After Church is an emerging project, studying the dynamics of closure, abandonment, and transformation at religious sites, at a number of locations in Newfoundland, North America and Europe. The research had its start in a collaborative effort with Ronald L. Grimes, as we tracked the closure, deconsecration and transformation of Highgate United church, located in southwestern Ontario. Building on this initial study, the project will expand to consider church closure at a number of sites in North American and Europe, including cases in Newfoundland. The research is in its early stages, and work is currently directed at securing further funding.
Typically, research on sacred places has often focused on statically conceived symbolic meanings of religious architecture. In contrast, this project emphasizes moments of change in the uses and meanings of sacred places, because studying sacred sites during moments of crisis and change offers valuable insight into the dynamic interactions of religion and culture. A secondary aspect of the study is to examine cultural responses and attitudes towards the phenomenon of ruins and the motif of the "abandoned sacred" in religious texts, historical processes, and the arts.
The premise informing this research is simple: Ritual sites & sacred places have life histories. Such places include built structures (churches, temples, mosques, synagogues, longhouses) as well as natural sites (groves, caves, rivers, plateaus, mountains) marked as special through myth and ritual. Processes of abandonment (due to war, disaster, changing demographics, cultural shifts) are a consistent part of religious histories. After sacred sites are conceived, they grow, undergo transformations, and eventually die. Sometimes they or their parts are recycled.

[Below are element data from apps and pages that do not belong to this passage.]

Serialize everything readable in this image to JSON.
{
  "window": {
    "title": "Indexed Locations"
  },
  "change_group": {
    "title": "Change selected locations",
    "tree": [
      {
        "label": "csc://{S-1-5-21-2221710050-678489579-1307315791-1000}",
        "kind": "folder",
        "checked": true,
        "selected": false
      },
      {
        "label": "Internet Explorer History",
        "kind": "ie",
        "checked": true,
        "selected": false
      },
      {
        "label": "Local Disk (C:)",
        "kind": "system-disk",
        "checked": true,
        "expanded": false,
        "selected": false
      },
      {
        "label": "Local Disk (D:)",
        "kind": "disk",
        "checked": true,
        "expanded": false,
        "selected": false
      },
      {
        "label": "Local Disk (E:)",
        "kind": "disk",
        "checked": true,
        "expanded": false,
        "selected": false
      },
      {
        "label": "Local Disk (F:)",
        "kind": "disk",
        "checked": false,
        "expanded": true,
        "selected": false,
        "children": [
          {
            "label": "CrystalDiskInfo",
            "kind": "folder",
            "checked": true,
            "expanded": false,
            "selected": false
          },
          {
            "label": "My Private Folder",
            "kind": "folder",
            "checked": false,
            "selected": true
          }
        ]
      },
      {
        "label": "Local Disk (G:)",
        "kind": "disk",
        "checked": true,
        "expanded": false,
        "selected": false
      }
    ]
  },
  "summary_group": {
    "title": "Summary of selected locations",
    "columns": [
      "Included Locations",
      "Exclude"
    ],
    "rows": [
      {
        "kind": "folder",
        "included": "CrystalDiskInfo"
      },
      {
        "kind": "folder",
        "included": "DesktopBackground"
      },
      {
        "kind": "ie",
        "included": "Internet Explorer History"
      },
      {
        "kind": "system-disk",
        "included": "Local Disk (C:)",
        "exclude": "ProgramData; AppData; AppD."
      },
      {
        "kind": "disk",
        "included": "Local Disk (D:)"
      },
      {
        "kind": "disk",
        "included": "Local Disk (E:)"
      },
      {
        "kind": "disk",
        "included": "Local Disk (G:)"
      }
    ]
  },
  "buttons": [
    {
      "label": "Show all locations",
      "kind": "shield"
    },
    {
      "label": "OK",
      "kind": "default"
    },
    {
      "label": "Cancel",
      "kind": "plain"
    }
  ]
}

Abandonment does not necessarily bring down the curtain on a place - religious significance or use but can instead be the first act in a larger, longer social drama: a synagogue becomes a mosque; a Hopi kiva, the centre piece of a national park; a city-center church, a thriving pub. Historically considered, religious sites and buildings have often been built by one religion and later appropriated by another. In addition, religious architecture, built for liturgical purposes, may be converted into a theatre or condominium. Like people, buildings can be "converted", bringing along in the wake a similar sense of heightened emotion and dramatic transformation.
The phrase, "after church," refers to the process of un- and re-making that sometimes overtake consecrated buildings and locales. Even when this process seems to propel a site from sacred to secular, "ghosts" and others sacral residues may remain. For this project I examine sacred buildings and sites that are variously in the process of closing, have been abandoned and falling into ruin, or undergoing transformation. Using a combination of ethnographic, visual, and historical methods, the research examines the social-cultural, aesthetic, and religious dynamics taking place at sacred sites selected to illustrate the range of transformative possibilities.
For more information, visit http://afterchurch.barrystephenson.ca